That’s not to say I wouldn’t buy one if someone were to build it. 🙂

Prettified, Unified, Gnarlified

Those who check here with any regularity will notice that things have changed lately:

  • First, I updated WordPress MU to the latest version, thereby bringing a number of WordPress 2.0-isms into availability.
  • This broke about 2/3 of my existing themes for some reason, including the ‘grass roots‘ one I was using, so I failed back to the default WPMU theme for a few weeks.
  • As a result, my duplicator script, which makes this blog page appear in similar form on my homepage, broke.
  • I was already cranky about the ugliness of the code underlying my old homepage, so I duplicated all the sub-pages off it here, in WordPress, and put up a ‘nobody home!’ message on the old page.
  • I wasn’t totally happy with the default theme either, so I downloaded K2, and went a little bit mad playing with the infinite variety of customizable gadgets.

Now, as you can see, this page looks far more like a page where someone actually lives. 🙂

Next, I intend to diddle Apache into displaying the same page at /~thorin/ and /blog/thorin/ (just for me, although if other people turn out to want it, it can be copied).
O ye who have blogs here (or want a blog here), be advised that if you want the full scope of K2 magic for your own blog, ask me. It is not 100% automatic, owing to the nature of WPMU.

I do wibble, quietly to myself about the sheer colossal mass of code that now underlies this page, but hey, it doesn’t seem to have hurt performance. YMMV. Please complain if it’s bad for you…

Word Pressure

A word of apology: if anyone’s wondering why my blog looks odd at present, it’s because my former favourite wordpress theme, ‘Benevolence’ died when I upgraded WPMU, and I cannot find a new up-to-date copy of it, so I have reverted back to the default for now.

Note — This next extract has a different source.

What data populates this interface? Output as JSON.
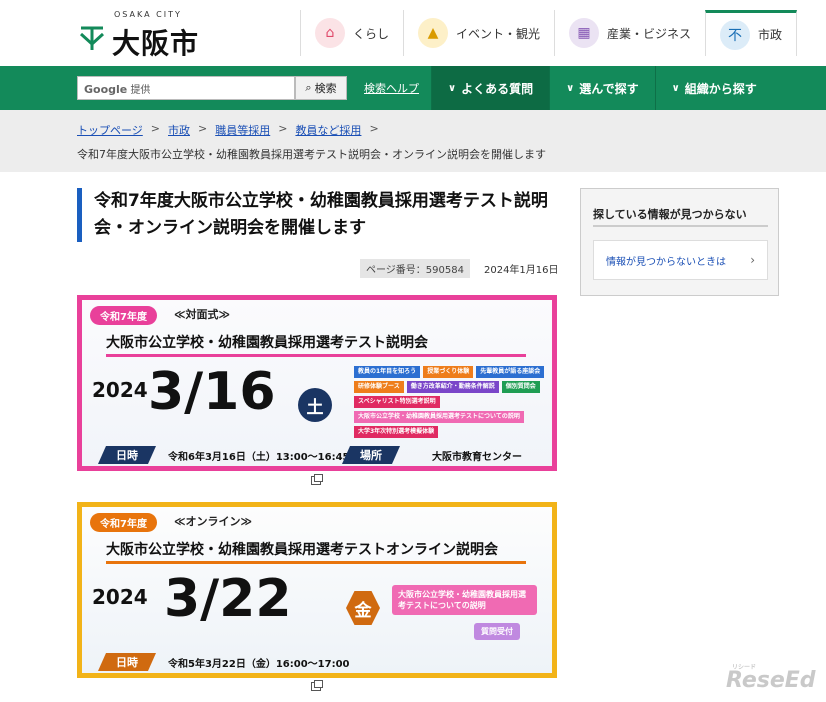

I have a long-standing to-do to help E brighten up her wordpress theme, so there is a bit of work to be done. If anyone has WordPress (especially WPMU) theming expertise they would like to contribute, please comment or mail me or sumfin’.

Kthxbye 🙂